:: INFORMATION GIVEN

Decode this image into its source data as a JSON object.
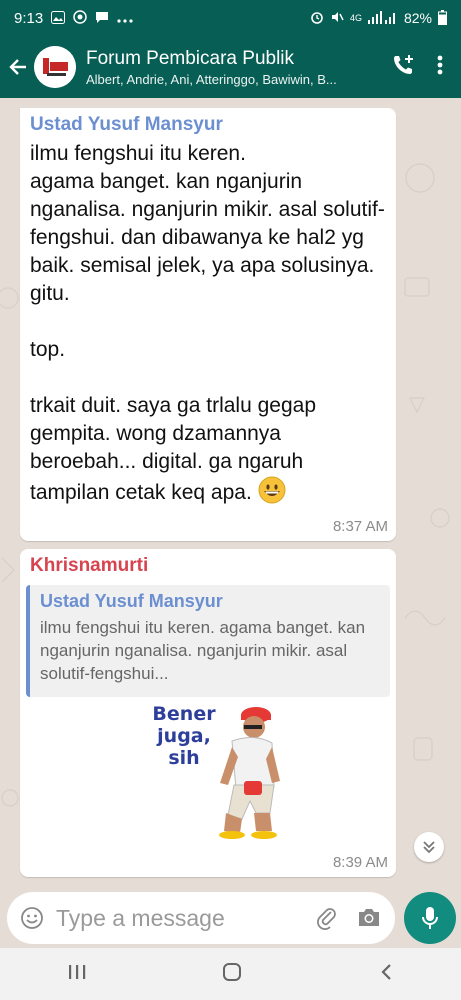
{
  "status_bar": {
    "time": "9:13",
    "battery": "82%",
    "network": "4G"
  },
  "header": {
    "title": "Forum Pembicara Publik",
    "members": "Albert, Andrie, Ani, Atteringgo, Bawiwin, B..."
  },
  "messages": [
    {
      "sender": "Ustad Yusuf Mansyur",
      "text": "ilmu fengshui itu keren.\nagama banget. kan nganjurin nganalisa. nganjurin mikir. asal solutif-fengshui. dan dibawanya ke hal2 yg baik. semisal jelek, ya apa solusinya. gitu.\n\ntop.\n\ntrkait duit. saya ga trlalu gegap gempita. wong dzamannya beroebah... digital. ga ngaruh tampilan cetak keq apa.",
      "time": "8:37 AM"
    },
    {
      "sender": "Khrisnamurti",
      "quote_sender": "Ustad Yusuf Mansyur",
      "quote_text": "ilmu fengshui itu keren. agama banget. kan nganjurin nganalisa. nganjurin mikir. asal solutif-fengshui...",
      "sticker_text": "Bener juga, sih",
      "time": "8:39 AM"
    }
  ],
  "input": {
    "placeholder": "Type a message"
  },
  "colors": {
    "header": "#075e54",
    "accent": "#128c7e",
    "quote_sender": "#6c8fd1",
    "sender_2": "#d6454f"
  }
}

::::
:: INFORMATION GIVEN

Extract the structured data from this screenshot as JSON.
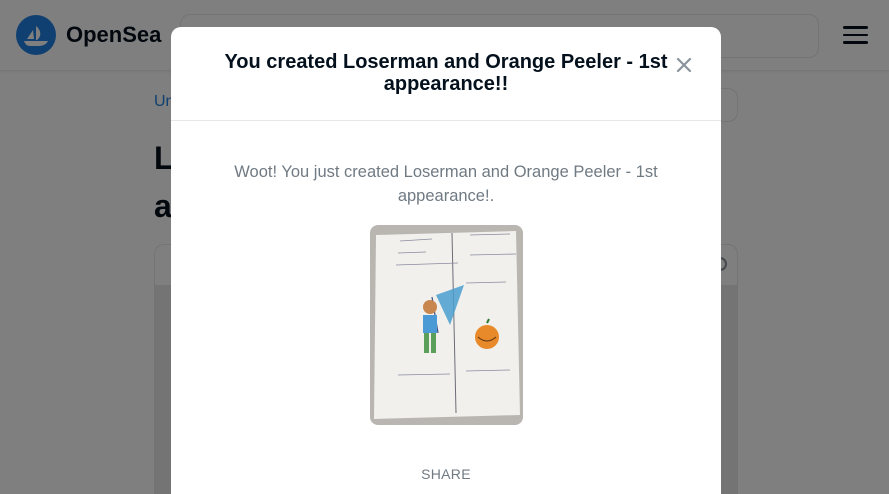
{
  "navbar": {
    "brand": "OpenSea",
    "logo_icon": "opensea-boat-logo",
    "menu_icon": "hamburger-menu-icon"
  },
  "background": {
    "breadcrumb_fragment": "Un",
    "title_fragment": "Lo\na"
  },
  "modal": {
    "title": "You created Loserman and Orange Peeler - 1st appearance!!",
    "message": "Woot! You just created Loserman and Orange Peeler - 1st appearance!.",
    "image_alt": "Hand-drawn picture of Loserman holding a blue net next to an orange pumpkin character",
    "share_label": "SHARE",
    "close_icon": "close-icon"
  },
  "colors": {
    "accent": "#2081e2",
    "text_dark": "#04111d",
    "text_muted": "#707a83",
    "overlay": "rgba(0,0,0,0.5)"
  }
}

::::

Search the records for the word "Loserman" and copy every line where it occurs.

• [ANSWER TO THE EXERCISE]
    "title": "You created Loserman and Orange Peeler - 1st appearance!!",
    "message": "Woot! You just created Loserman and Orange Peeler - 1st appearance!.",
    "image_alt": "Hand-drawn picture of Loserman holding a blue net next to an orange pumpkin character",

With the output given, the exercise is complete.